art system, we cannot but question this host-recipient
relationship. We cannot deny the value and good
will of "bringing art to the community",
but what we concern here are whether the "community"
and artworkers can understand each other on an
equal basis during the interaction, and whether
they are able to rationalize the process and make
Home Affairs invites members of 16 households
to become partners to 16 Hong Kong artworkers.
Each pair is to create a unique piece of work
in or about the particular "home". As
an "experimental ground", "home"
is at the opposite pole of public exhibition space.
Public are hosts and artists become guests in
this most personal setting. The partnership emphasizes
collaboration so as to deepen and personalize

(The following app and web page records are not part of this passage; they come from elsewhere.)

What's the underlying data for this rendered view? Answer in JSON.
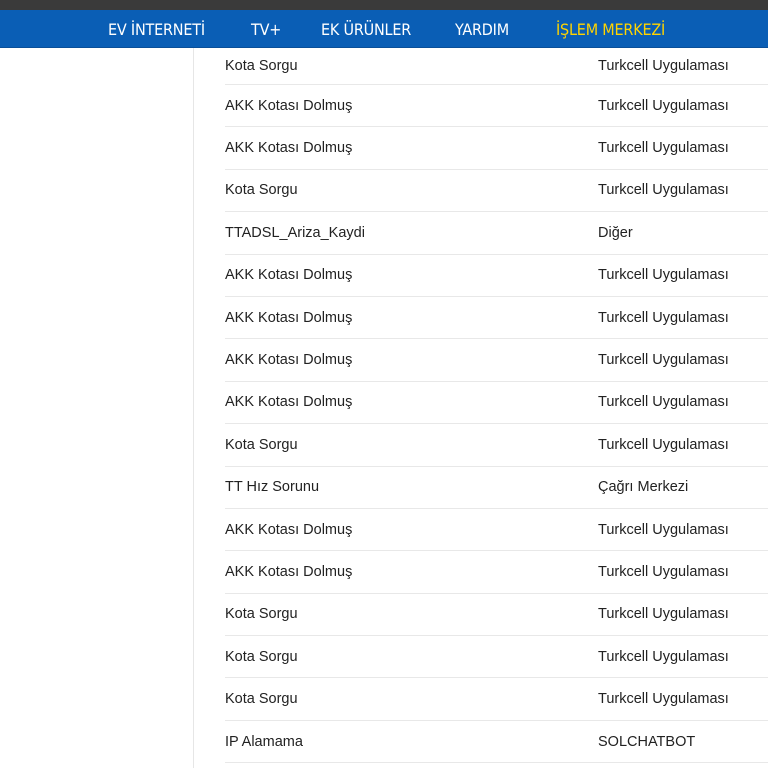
{
  "nav": {
    "items": [
      {
        "label": "EV İNTERNETİ"
      },
      {
        "label": "TV+"
      },
      {
        "label": "EK ÜRÜNLER"
      },
      {
        "label": "YARDIM"
      },
      {
        "label": "İŞLEM MERKEZİ",
        "active": true
      }
    ],
    "bar_color": "#0a5eb5",
    "active_color": "#ffd400"
  },
  "records": [
    {
      "name": "Kota Sorgu",
      "channel": "Turkcell Uygulaması"
    },
    {
      "name": "AKK Kotası Dolmuş",
      "channel": "Turkcell Uygulaması"
    },
    {
      "name": "AKK Kotası Dolmuş",
      "channel": "Turkcell Uygulaması"
    },
    {
      "name": "Kota Sorgu",
      "channel": "Turkcell Uygulaması"
    },
    {
      "name": "TTADSL_Ariza_Kaydi",
      "channel": "Diğer"
    },
    {
      "name": "AKK Kotası Dolmuş",
      "channel": "Turkcell Uygulaması"
    },
    {
      "name": "AKK Kotası Dolmuş",
      "channel": "Turkcell Uygulaması"
    },
    {
      "name": "AKK Kotası Dolmuş",
      "channel": "Turkcell Uygulaması"
    },
    {
      "name": "AKK Kotası Dolmuş",
      "channel": "Turkcell Uygulaması"
    },
    {
      "name": "Kota Sorgu",
      "channel": "Turkcell Uygulaması"
    },
    {
      "name": "TT Hız Sorunu",
      "channel": "Çağrı Merkezi"
    },
    {
      "name": "AKK Kotası Dolmuş",
      "channel": "Turkcell Uygulaması"
    },
    {
      "name": "AKK Kotası Dolmuş",
      "channel": "Turkcell Uygulaması"
    },
    {
      "name": "Kota Sorgu",
      "channel": "Turkcell Uygulaması"
    },
    {
      "name": "Kota Sorgu",
      "channel": "Turkcell Uygulaması"
    },
    {
      "name": "Kota Sorgu",
      "channel": "Turkcell Uygulaması"
    },
    {
      "name": "IP Alamama",
      "channel": "SOLCHATBOT"
    }
  ]
}
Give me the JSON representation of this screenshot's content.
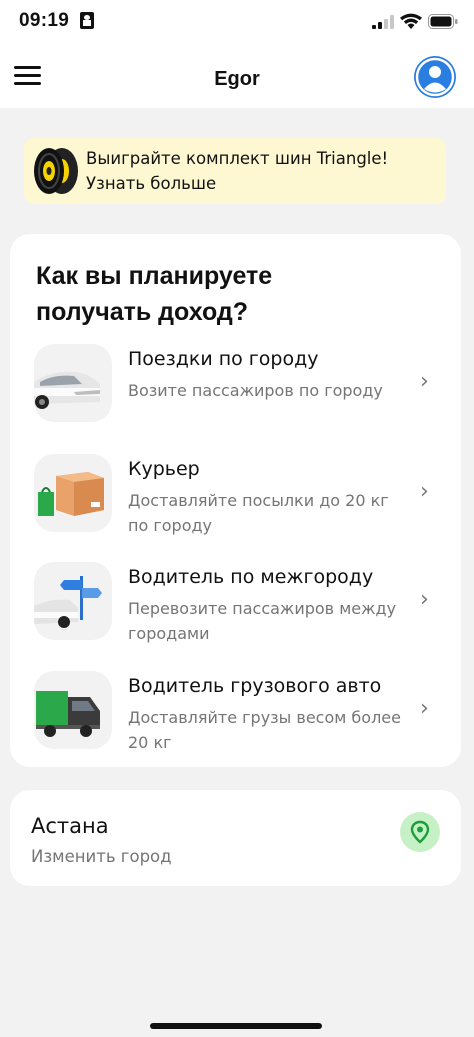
{
  "status_bar": {
    "time": "09:19"
  },
  "header": {
    "title": "Egor"
  },
  "promo": {
    "line1": "Выиграйте комплект шин Triangle!",
    "line2": "Узнать больше"
  },
  "income": {
    "title": "Как вы планируете получать доход?",
    "options": [
      {
        "title": "Поездки по городу",
        "subtitle": "Возите пассажиров по городу",
        "icon": "sedan-car-icon"
      },
      {
        "title": "Курьер",
        "subtitle": "Доставляйте посылки до 20 кг по городу",
        "icon": "parcel-box-icon"
      },
      {
        "title": "Водитель по межгороду",
        "subtitle": "Перевозите пассажиров между городами",
        "icon": "intercity-car-signpost-icon"
      },
      {
        "title": "Водитель грузового авто",
        "subtitle": "Доставляйте грузы весом более 20 кг",
        "icon": "cargo-truck-icon"
      }
    ],
    "chevron": "›"
  },
  "city": {
    "name": "Астана",
    "change_label": "Изменить город"
  },
  "colors": {
    "accent_blue": "#2a7de1",
    "promo_bg": "#fdf8d2",
    "pin_bg": "#c6f0c6",
    "pin_green": "#1e9e3a"
  }
}
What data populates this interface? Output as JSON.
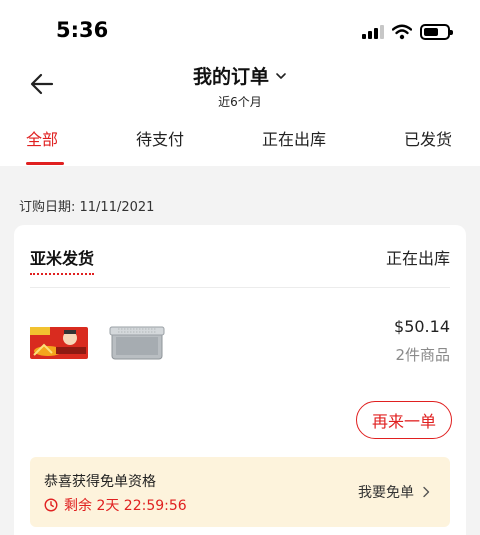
{
  "status_bar": {
    "time": "5:36"
  },
  "header": {
    "title": "我的订单",
    "subtitle": "近6个月"
  },
  "tabs": [
    {
      "label": "全部",
      "active": true
    },
    {
      "label": "待支付",
      "active": false
    },
    {
      "label": "正在出库",
      "active": false
    },
    {
      "label": "已发货",
      "active": false
    }
  ],
  "order": {
    "date_label": "订购日期: 11/11/2021",
    "shipper": "亚米发货",
    "status": "正在出库",
    "price": "$50.14",
    "item_count": "2件商品",
    "reorder_label": "再来一单",
    "promo": {
      "title": "恭喜获得免单资格",
      "timer": "剩余 2天 22:59:56",
      "action": "我要免单"
    }
  },
  "colors": {
    "accent": "#e02020",
    "promo_bg": "#fdf3dc"
  },
  "icons": [
    "back-arrow-icon",
    "chevron-down-icon",
    "clock-icon",
    "chevron-right-icon",
    "signal-icon",
    "wifi-icon",
    "battery-icon"
  ]
}
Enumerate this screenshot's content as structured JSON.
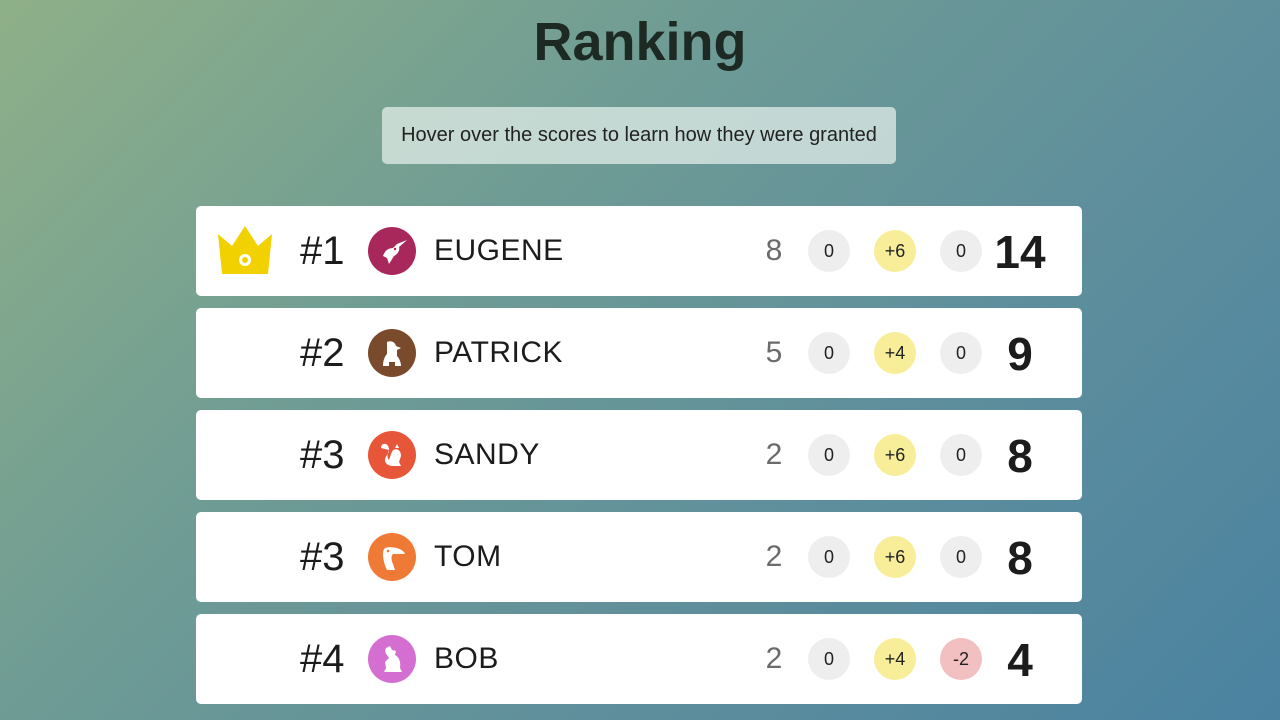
{
  "page": {
    "title": "Ranking",
    "hint": "Hover over the scores to learn how they were granted"
  },
  "colors": {
    "crown": "#f2d100",
    "score_neutral_bg": "#eeeeee",
    "score_bonus_bg": "#f8ee99",
    "score_penalty_bg": "#f2c0c0"
  },
  "players": [
    {
      "rank": "#1",
      "name": "EUGENE",
      "base": "8",
      "s1": "0",
      "s2": "+6",
      "s3": "0",
      "total": "14",
      "avatar_icon": "hummingbird-icon",
      "avatar_color": "#a8285c",
      "leader": true
    },
    {
      "rank": "#2",
      "name": "PATRICK",
      "base": "5",
      "s1": "0",
      "s2": "+4",
      "s3": "0",
      "total": "9",
      "avatar_icon": "dog-icon",
      "avatar_color": "#7a4a2c",
      "leader": false
    },
    {
      "rank": "#3",
      "name": "SANDY",
      "base": "2",
      "s1": "0",
      "s2": "+6",
      "s3": "0",
      "total": "8",
      "avatar_icon": "squirrel-icon",
      "avatar_color": "#e8563a",
      "leader": false
    },
    {
      "rank": "#3",
      "name": "TOM",
      "base": "2",
      "s1": "0",
      "s2": "+6",
      "s3": "0",
      "total": "8",
      "avatar_icon": "toucan-icon",
      "avatar_color": "#ef7a35",
      "leader": false
    },
    {
      "rank": "#4",
      "name": "BOB",
      "base": "2",
      "s1": "0",
      "s2": "+4",
      "s3": "-2",
      "total": "4",
      "avatar_icon": "dog-sitting-icon",
      "avatar_color": "#d46ed1",
      "leader": false
    }
  ]
}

the artist-public interaction. Because of the
infinite variables, the outcome is unpredictable.
We realize the possible issues arise when artists,
who use to work in public space, "intrude"
into the personal space. But at the same time,
it is full of possibilities -- can it suggest
a new format of artworker-public relationship?
"Home" is both the theme and the catalyst.
We have avoided calling Home Affairs an
exhibition. The most essential part of the project
is the collaboration between the artists and household
participants. In addition, if the works are home-specific,
the public exhibition can only be a compromise.
The ideal way of presentation would have been
opening up the 16 homes for visitors. Only because
of privacy issues, we have to go back to conventional
exhibition venue and follow the less adventurous
host-guest allegory. In fact, no matter artists
or public, each person has a home. Every household
has its own unique history, collection and creativity.
Each home can be an exhibition in itself. If we
can all open up our home, each of us can then
be host and guest at the same time.
Participating artists included Amazing Twins,
Craig Au Yeung, Chen Miji, Choi Yan-chi, Afa Chiang,
Fan Yuk-ki, Freeman Lau, Evelyna Liang Kan, Connie
Lam, Benny Ding Leong, Tang Tin-Chai & Billy
Chiu, James Wong, Sara Wong, Wu Wing-yee, Eva
Yuen, 20F Art Organization. Home Affairs
was curated by Siu King-chung and Howard Chan.